    • Add a new basket button should show the Create a new basket of fruits modal.
  • Fruits
    • Fruits selection is a required field and its values come from Fruits service.
    • The country is a required field, we should reuse the existing Country Component.
  • Quantity
    • Quantity is a required field and is an integer between 1 and 10.
  • Brands
    • Parent brand selection is a required field and its values come from Brands service.
    • Children’s brand’s selection and branches are required fields and its values come from Brands service.
    • I’d like to select a parent brand before being able to add or modify children’s brands, at least one child brand with a branch should be selected.
    • If I select a new parent branch the children’s branch should be rebooted to its initial state.
  • Create
    • The previous validation should be met so I can create a correct basket of fruit.
  • Loading and Error states
    • Loading and error handling should use the same pattern used throughout the application.
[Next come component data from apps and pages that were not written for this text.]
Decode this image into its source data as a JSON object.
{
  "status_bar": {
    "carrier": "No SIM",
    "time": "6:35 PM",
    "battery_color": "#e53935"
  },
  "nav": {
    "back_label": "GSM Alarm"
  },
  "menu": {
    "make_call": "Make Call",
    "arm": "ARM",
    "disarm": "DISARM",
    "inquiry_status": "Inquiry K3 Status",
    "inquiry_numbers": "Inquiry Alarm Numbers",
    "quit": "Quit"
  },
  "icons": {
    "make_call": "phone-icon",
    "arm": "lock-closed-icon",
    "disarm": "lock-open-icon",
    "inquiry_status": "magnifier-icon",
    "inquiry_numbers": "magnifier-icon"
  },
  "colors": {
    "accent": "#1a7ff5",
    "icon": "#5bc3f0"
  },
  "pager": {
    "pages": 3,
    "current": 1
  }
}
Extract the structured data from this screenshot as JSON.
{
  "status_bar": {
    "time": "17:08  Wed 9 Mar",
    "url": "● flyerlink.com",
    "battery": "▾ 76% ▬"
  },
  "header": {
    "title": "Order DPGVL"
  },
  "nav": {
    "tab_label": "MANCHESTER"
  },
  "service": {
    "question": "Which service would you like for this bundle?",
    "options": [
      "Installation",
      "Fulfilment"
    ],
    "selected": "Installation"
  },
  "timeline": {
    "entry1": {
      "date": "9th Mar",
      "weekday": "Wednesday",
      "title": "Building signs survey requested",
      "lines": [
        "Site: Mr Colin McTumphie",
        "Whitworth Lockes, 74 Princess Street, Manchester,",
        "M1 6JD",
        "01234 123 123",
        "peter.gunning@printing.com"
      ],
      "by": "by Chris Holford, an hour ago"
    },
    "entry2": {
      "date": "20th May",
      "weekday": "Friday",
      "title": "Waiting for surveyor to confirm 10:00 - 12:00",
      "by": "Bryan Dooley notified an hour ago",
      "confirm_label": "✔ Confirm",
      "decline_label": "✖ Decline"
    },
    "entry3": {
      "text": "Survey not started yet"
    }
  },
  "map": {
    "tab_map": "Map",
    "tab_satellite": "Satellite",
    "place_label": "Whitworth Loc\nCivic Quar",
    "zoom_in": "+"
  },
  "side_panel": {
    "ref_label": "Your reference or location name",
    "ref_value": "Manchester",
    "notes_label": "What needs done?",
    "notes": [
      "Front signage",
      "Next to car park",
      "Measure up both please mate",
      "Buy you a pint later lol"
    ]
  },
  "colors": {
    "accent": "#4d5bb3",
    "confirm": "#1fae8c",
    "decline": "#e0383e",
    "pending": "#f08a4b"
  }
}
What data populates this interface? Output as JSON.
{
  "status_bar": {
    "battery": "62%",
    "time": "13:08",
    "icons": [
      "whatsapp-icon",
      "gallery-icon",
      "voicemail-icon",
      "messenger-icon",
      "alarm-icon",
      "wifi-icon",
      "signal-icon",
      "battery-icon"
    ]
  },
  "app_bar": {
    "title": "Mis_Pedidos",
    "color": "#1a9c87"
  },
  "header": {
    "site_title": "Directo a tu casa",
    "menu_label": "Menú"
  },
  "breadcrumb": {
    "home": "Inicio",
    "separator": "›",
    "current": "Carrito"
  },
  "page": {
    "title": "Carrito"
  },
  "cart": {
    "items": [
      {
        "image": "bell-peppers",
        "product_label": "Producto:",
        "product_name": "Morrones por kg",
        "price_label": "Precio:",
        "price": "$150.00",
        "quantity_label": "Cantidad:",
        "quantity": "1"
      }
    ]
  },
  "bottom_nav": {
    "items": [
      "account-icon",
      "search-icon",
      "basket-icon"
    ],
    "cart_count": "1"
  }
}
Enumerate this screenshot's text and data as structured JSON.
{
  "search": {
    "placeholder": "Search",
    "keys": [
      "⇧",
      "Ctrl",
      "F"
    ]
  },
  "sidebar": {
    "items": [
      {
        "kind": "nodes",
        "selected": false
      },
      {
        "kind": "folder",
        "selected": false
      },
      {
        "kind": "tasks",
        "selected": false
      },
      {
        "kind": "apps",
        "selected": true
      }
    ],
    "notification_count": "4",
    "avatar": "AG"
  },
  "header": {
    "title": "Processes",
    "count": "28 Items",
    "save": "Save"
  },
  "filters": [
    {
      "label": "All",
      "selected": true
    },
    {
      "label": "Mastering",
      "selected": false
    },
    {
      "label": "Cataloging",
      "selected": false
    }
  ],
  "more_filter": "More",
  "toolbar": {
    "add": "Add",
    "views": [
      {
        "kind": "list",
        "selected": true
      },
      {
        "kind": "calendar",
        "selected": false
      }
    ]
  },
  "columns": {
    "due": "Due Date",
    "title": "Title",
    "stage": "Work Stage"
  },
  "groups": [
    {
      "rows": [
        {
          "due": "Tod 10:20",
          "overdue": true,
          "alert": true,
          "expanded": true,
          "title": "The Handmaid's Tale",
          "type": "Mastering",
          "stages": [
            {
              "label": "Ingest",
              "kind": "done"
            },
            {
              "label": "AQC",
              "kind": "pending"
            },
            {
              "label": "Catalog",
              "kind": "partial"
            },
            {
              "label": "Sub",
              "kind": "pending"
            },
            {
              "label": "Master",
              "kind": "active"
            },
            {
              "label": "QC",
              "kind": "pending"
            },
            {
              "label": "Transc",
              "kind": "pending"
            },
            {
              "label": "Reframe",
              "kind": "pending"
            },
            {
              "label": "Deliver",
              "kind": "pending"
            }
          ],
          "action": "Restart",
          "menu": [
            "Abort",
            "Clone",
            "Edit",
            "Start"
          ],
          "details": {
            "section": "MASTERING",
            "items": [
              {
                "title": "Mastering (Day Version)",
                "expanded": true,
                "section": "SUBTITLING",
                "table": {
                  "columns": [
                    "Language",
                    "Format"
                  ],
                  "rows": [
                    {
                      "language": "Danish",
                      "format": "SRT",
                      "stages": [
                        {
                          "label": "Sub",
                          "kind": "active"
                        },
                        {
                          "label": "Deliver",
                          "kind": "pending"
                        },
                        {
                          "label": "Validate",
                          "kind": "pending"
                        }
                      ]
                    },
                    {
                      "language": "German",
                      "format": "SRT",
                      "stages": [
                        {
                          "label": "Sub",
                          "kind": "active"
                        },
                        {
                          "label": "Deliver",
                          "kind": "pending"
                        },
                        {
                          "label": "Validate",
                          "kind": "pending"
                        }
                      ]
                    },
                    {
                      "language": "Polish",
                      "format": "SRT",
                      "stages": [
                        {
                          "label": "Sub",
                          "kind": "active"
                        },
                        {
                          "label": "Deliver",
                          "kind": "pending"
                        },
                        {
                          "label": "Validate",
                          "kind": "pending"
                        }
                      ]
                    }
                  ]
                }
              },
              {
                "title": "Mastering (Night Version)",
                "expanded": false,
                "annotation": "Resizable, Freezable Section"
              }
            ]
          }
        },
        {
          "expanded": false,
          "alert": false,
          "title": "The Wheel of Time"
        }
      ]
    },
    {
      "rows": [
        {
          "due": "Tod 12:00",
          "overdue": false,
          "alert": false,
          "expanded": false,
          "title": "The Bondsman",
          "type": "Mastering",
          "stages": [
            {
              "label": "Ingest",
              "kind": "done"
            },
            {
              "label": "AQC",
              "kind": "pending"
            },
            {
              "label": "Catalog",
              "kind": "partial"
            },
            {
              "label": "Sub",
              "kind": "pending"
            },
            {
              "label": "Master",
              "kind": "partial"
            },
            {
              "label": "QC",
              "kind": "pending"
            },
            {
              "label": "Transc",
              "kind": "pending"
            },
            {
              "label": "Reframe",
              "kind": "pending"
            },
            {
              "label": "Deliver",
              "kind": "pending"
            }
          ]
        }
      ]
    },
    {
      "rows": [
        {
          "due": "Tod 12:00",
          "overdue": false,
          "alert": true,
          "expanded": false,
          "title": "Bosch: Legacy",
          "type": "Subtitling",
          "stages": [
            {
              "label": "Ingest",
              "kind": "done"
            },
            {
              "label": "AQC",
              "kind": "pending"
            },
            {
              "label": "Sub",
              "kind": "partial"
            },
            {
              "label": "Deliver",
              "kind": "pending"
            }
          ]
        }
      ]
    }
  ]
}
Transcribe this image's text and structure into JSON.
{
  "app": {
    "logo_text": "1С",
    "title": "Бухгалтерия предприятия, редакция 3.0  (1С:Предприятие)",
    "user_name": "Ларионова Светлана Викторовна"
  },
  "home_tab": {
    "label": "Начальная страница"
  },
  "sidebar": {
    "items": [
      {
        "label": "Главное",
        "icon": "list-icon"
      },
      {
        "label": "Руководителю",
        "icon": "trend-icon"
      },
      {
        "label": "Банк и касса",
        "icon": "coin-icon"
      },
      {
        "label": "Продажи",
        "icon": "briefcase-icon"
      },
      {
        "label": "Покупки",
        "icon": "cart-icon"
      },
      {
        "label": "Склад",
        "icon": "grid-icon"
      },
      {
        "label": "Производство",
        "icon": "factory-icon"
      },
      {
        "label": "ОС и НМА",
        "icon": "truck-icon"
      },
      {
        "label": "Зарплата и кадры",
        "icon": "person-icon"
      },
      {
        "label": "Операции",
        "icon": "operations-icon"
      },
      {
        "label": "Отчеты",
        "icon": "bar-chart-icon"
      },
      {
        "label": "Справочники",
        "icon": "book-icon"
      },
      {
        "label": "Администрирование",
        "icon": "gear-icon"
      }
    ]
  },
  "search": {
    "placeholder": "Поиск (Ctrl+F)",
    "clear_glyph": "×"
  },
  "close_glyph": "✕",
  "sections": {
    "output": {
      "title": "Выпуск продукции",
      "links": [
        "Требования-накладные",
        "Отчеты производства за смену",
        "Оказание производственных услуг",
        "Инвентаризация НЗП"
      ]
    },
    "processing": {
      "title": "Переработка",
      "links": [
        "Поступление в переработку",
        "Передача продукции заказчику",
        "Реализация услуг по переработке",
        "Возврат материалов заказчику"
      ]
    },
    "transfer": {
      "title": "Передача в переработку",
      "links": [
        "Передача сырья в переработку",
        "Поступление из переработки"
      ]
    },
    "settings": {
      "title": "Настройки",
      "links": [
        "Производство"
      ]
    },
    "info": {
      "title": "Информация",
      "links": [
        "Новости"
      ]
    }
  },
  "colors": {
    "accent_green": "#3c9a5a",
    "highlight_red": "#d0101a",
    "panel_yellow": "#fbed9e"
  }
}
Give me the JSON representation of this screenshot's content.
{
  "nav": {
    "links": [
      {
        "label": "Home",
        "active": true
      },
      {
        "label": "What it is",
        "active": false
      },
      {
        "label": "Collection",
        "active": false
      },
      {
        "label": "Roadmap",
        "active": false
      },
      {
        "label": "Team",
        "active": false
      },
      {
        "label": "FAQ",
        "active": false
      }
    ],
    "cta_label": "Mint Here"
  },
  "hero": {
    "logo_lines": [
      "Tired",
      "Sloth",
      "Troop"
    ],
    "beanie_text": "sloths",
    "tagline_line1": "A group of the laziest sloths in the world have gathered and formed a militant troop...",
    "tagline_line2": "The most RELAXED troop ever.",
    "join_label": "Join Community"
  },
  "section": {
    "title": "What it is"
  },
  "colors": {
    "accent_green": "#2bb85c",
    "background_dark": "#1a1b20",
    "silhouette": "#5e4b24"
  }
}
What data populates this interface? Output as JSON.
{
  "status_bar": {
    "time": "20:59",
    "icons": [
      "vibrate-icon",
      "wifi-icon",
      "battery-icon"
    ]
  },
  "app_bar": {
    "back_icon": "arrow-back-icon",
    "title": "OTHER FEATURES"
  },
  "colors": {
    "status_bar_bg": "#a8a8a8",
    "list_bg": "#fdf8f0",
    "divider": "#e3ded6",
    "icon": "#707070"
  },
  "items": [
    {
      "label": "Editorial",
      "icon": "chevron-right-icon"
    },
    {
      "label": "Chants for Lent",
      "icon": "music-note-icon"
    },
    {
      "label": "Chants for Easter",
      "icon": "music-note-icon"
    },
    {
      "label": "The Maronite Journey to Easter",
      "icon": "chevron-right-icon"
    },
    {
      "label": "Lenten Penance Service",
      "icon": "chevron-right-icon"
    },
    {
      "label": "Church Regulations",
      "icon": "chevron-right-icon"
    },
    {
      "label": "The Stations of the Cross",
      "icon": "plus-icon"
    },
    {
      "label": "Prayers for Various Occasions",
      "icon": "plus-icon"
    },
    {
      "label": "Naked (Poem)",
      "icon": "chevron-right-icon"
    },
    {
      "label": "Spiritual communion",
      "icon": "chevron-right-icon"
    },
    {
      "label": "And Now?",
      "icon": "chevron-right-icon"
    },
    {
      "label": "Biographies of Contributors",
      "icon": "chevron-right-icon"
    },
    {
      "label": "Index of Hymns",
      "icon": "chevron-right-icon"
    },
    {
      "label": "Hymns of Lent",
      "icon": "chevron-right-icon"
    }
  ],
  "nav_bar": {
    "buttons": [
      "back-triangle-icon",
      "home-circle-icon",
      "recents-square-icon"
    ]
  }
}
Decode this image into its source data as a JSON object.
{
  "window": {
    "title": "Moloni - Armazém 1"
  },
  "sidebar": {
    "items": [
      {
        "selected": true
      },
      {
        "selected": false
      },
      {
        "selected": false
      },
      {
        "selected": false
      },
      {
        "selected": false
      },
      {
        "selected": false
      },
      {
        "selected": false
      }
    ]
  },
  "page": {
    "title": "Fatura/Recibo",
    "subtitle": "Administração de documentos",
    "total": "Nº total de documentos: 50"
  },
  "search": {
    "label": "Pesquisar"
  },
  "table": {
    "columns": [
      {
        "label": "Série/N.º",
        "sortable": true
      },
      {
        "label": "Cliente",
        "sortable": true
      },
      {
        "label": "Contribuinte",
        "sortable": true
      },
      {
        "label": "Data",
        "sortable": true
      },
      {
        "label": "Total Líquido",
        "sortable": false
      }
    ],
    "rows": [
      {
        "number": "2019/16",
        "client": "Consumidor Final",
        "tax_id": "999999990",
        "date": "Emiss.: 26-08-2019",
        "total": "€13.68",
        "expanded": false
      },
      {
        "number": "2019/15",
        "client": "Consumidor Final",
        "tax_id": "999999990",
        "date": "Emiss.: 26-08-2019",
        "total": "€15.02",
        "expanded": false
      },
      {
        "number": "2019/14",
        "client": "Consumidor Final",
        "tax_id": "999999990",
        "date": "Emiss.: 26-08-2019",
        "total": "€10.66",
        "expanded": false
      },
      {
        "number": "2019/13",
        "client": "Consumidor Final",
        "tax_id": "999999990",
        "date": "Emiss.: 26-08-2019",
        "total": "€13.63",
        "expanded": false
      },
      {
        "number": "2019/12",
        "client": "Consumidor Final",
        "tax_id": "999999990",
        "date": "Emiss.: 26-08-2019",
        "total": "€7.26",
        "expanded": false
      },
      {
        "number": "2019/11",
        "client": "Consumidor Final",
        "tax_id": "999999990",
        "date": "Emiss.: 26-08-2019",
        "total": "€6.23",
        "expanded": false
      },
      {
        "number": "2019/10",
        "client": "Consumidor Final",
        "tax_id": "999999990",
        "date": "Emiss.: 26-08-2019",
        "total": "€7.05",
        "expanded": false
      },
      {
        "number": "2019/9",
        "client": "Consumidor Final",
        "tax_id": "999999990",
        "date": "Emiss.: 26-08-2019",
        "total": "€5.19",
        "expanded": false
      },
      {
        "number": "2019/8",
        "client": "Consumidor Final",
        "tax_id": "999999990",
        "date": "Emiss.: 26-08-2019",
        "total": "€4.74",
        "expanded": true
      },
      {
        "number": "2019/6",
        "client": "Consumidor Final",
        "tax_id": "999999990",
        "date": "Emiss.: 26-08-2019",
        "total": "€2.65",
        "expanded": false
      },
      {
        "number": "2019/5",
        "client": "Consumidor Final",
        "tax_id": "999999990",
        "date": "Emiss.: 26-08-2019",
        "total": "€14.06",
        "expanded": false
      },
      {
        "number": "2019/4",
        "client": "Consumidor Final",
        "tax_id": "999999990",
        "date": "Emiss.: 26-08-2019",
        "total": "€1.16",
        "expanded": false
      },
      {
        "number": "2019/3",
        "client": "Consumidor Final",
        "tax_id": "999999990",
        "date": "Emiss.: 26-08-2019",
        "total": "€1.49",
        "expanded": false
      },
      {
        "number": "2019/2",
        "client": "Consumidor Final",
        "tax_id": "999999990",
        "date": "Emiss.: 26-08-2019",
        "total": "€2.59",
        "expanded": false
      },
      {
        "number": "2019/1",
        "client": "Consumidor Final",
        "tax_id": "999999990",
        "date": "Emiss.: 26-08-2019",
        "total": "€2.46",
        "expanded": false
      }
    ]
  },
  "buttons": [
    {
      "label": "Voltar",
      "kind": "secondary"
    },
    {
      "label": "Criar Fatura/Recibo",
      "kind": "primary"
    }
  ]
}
  • Covered
    • Loading and error state mechanism, ticket link.
    • Basket fruit List Screen, ticket link.
    • Get Fruits service, service swagger documentation.
    • Get Brands service, service swagger documentation (for both parent and children brands).
  • Existing
    • Create Fruit Basket API Service Ticket - To do but API contract defined, mock API used in the meantime.
    • Update Fruit Basket API Service Ticket - To do but API contract defined, mock API used in the meantime.

Follow up tickets

Edit a new basket of fruits modal - To Do

Connect to the real API ticket for both Edit and Create flows - To do

Story points: 3

A note about Acceptance criteria, some people prefer to use BDD to write clear acceptance criteria, I usually prefer that too but in this article, for sake of brevity we did not use the given-then-when formula but I encourage you to take a look at this link if you’re not familiar with it.

Give a hand to the Product Owner #

A solution to this problem could be as Developers, pre-refine the stories: ask your Product Owner what will be the priority for the next sprint and take one hour per day and check the backlog, review the tickets and collect a list of the questions to bring to the next refinement, that way we decrease the risk of very thin or unclear stories reaching the sprint plus your knowledge about the business will increase over the time, which is always valuable.

Conclusion #

The way that we wrote the user story here is not intended to be the only one or the perfect one with no flak, actually, we surely leave some unknows to be answered that might be discovered once the ticket is started and require small adjustments down the road, but hey: that’s the magic of agile, or not? adapt to the change! 🙈.

Also, some people would argue that we should not be dividing a story between a backend or frontend, or backend or mobile, and we should avoid the silos approach, and I tend to agree with this but sometimes this is how things work in some organizations and sometimes we should adapt to the current flow before trying to change it or improve it progressively, this is a story for another article.

The thing is that the structure given in this article serves as a starting point, The real takeaway behind this article is no matter what User Story structure you use the most important thing is: to use one that allows you to understand the requirement, we must not create software in the darkness assuming a lot of stuff, ask, refine, iterate.

Happy coding!